**EXERCISE DETAILS**
The records beneath should be restated word for word.

**DATA FOR REVIEW**
---
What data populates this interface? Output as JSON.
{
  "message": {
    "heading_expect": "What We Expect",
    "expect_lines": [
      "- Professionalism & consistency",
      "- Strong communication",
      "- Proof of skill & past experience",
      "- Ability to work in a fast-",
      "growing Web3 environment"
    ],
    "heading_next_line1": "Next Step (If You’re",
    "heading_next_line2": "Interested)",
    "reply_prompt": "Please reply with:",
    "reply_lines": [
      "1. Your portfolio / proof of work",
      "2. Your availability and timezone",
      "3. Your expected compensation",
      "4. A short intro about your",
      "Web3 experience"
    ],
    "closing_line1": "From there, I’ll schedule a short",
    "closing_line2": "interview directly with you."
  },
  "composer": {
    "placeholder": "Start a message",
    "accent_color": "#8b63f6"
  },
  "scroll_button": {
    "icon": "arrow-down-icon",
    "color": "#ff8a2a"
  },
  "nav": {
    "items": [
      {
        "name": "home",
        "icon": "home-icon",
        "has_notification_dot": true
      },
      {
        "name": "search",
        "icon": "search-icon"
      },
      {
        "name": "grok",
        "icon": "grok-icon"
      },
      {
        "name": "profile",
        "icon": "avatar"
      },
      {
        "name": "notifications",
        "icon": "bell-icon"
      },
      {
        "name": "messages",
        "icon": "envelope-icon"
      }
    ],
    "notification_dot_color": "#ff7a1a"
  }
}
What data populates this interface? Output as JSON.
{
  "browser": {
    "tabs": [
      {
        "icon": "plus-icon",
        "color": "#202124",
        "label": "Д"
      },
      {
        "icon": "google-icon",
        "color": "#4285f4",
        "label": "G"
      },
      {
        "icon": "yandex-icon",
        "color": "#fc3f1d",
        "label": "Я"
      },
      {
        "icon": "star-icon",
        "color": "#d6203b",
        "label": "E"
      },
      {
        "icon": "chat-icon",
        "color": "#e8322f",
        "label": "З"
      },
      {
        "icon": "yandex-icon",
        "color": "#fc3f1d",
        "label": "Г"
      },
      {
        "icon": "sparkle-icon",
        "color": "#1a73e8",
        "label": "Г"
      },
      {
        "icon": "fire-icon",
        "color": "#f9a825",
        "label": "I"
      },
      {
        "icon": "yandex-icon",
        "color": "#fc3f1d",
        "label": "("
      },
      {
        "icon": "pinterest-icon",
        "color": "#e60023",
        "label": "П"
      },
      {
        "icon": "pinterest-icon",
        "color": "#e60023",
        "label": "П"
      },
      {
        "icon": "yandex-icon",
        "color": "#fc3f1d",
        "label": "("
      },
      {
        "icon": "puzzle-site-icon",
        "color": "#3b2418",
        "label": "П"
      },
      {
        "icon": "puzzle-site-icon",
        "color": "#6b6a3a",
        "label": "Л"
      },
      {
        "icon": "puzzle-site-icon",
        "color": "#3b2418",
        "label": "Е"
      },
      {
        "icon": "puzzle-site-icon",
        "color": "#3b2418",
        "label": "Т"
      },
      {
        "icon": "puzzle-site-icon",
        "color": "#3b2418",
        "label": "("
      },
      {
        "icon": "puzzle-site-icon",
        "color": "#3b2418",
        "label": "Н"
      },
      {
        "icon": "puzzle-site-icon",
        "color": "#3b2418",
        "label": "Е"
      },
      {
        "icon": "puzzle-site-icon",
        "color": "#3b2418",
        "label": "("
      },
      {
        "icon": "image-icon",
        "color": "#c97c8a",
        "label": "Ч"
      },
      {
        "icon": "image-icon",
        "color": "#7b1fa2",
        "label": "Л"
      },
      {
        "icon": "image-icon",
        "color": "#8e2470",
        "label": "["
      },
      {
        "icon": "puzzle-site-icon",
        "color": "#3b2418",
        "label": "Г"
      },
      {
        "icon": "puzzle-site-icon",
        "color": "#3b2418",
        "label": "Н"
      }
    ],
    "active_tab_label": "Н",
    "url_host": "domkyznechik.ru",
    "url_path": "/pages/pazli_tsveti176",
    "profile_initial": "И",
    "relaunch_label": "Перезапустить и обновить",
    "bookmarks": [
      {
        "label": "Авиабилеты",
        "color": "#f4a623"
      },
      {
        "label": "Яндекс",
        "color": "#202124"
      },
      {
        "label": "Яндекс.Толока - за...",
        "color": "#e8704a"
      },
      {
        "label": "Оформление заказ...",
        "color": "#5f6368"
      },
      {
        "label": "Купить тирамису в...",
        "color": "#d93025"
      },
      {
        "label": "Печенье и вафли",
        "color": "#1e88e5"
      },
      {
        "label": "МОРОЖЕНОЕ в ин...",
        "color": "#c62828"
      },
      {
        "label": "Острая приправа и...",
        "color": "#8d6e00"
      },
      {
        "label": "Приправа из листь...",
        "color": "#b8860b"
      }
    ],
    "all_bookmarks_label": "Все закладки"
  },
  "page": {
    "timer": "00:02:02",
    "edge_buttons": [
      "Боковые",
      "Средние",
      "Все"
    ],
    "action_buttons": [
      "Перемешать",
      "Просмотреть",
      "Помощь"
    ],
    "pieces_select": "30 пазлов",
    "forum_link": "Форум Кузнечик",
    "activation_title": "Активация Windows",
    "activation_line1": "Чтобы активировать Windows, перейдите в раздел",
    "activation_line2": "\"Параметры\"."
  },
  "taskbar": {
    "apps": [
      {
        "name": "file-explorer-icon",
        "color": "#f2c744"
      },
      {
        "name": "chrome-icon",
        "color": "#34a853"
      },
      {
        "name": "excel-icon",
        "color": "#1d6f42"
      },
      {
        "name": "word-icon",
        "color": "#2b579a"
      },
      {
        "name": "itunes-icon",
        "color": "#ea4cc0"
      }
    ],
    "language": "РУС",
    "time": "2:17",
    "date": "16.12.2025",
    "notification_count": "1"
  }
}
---
**SOLUTION TO THIS PROBLEM**
What data populates this interface? Output as JSON.
{
  "message": {
    "heading_expect": "What We Expect",
    "expect_lines": [
      "- Professionalism & consistency",
      "- Strong communication",
      "- Proof of skill & past experience",
      "- Ability to work in a fast-",
      "growing Web3 environment"
    ],
    "heading_next_line1": "Next Step (If You’re",
    "heading_next_line2": "Interested)",
    "reply_prompt": "Please reply with:",
    "reply_lines": [
      "1. Your portfolio / proof of work",
      "2. Your availability and timezone",
      "3. Your expected compensation",
      "4. A short intro about your",
      "Web3 experience"
    ],
    "closing_line1": "From there, I’ll schedule a short",
    "closing_line2": "interview directly with you."
  },
  "composer": {
    "placeholder": "Start a message",
    "accent_color": "#8b63f6"
  },
  "scroll_button": {
    "icon": "arrow-down-icon",
    "color": "#ff8a2a"
  },
  "nav": {
    "items": [
      {
        "name": "home",
        "icon": "home-icon",
        "has_notification_dot": true
      },
      {
        "name": "search",
        "icon": "search-icon"
      },
      {
        "name": "grok",
        "icon": "grok-icon"
      },
      {
        "name": "profile",
        "icon": "avatar"
      },
      {
        "name": "notifications",
        "icon": "bell-icon"
      },
      {
        "name": "messages",
        "icon": "envelope-icon"
      }
    ],
    "notification_dot_color": "#ff7a1a"
  }
}
What data populates this interface? Output as JSON.
{
  "browser": {
    "tabs": [
      {
        "icon": "plus-icon",
        "color": "#202124",
        "label": "Д"
      },
      {
        "icon": "google-icon",
        "color": "#4285f4",
        "label": "G"
      },
      {
        "icon": "yandex-icon",
        "color": "#fc3f1d",
        "label": "Я"
      },
      {
        "icon": "star-icon",
        "color": "#d6203b",
        "label": "E"
      },
      {
        "icon": "chat-icon",
        "color": "#e8322f",
        "label": "З"
      },
      {
        "icon": "yandex-icon",
        "color": "#fc3f1d",
        "label": "Г"
      },
      {
        "icon": "sparkle-icon",
        "color": "#1a73e8",
        "label": "Г"
      },
      {
        "icon": "fire-icon",
        "color": "#f9a825",
        "label": "I"
      },
      {
        "icon": "yandex-icon",
        "color": "#fc3f1d",
        "label": "("
      },
      {
        "icon": "pinterest-icon",
        "color": "#e60023",
        "label": "П"
      },
      {
        "icon": "pinterest-icon",
        "color": "#e60023",
        "label": "П"
      },
      {
        "icon": "yandex-icon",
        "color": "#fc3f1d",
        "label": "("
      },
      {
        "icon": "puzzle-site-icon",
        "color": "#3b2418",
        "label": "П"
      },
      {
        "icon": "puzzle-site-icon",
        "color": "#6b6a3a",
        "label": "Л"
      },
      {
        "icon": "puzzle-site-icon",
        "color": "#3b2418",
        "label": "Е"
      },
      {
        "icon": "puzzle-site-icon",
        "color": "#3b2418",
        "label": "Т"
      },
      {
        "icon": "puzzle-site-icon",
        "color": "#3b2418",
        "label": "("
      },
      {
        "icon": "puzzle-site-icon",
        "color": "#3b2418",
        "label": "Н"
      },
      {
        "icon": "puzzle-site-icon",
        "color": "#3b2418",
        "label": "Е"
      },
      {
        "icon": "puzzle-site-icon",
        "color": "#3b2418",
        "label": "("
      },
      {
        "icon": "image-icon",
        "color": "#c97c8a",
        "label": "Ч"
      },
      {
        "icon": "image-icon",
        "color": "#7b1fa2",
        "label": "Л"
      },
      {
        "icon": "image-icon",
        "color": "#8e2470",
        "label": "["
      },
      {
        "icon": "puzzle-site-icon",
        "color": "#3b2418",
        "label": "Г"
      },
      {
        "icon": "puzzle-site-icon",
        "color": "#3b2418",
        "label": "Н"
      }
    ],
    "active_tab_label": "Н",
    "url_host": "domkyznechik.ru",
    "url_path": "/pages/pazli_tsveti176",
    "profile_initial": "И",
    "relaunch_label": "Перезапустить и обновить",
    "bookmarks": [
      {
        "label": "Авиабилеты",
        "color": "#f4a623"
      },
      {
        "label": "Яндекс",
        "color": "#202124"
      },
      {
        "label": "Яндекс.Толока - за...",
        "color": "#e8704a"
      },
      {
        "label": "Оформление заказ...",
        "color": "#5f6368"
      },
      {
        "label": "Купить тирамису в...",
        "color": "#d93025"
      },
      {
        "label": "Печенье и вафли",
        "color": "#1e88e5"
      },
      {
        "label": "МОРОЖЕНОЕ в ин...",
        "color": "#c62828"
      },
      {
        "label": "Острая приправа и...",
        "color": "#8d6e00"
      },
      {
        "label": "Приправа из листь...",
        "color": "#b8860b"
      }
    ],
    "all_bookmarks_label": "Все закладки"
  },
  "page": {
    "timer": "00:02:02",
    "edge_buttons": [
      "Боковые",
      "Средние",
      "Все"
    ],
    "action_buttons": [
      "Перемешать",
      "Просмотреть",
      "Помощь"
    ],
    "pieces_select": "30 пазлов",
    "forum_link": "Форум Кузнечик",
    "activation_title": "Активация Windows",
    "activation_line1": "Чтобы активировать Windows, перейдите в раздел",
    "activation_line2": "\"Параметры\"."
  },
  "taskbar": {
    "apps": [
      {
        "name": "file-explorer-icon",
        "color": "#f2c744"
      },
      {
        "name": "chrome-icon",
        "color": "#34a853"
      },
      {
        "name": "excel-icon",
        "color": "#1d6f42"
      },
      {
        "name": "word-icon",
        "color": "#2b579a"
      },
      {
        "name": "itunes-icon",
        "color": "#ea4cc0"
      }
    ],
    "language": "РУС",
    "time": "2:17",
    "date": "16.12.2025",
    "notification_count": "1"
  }
}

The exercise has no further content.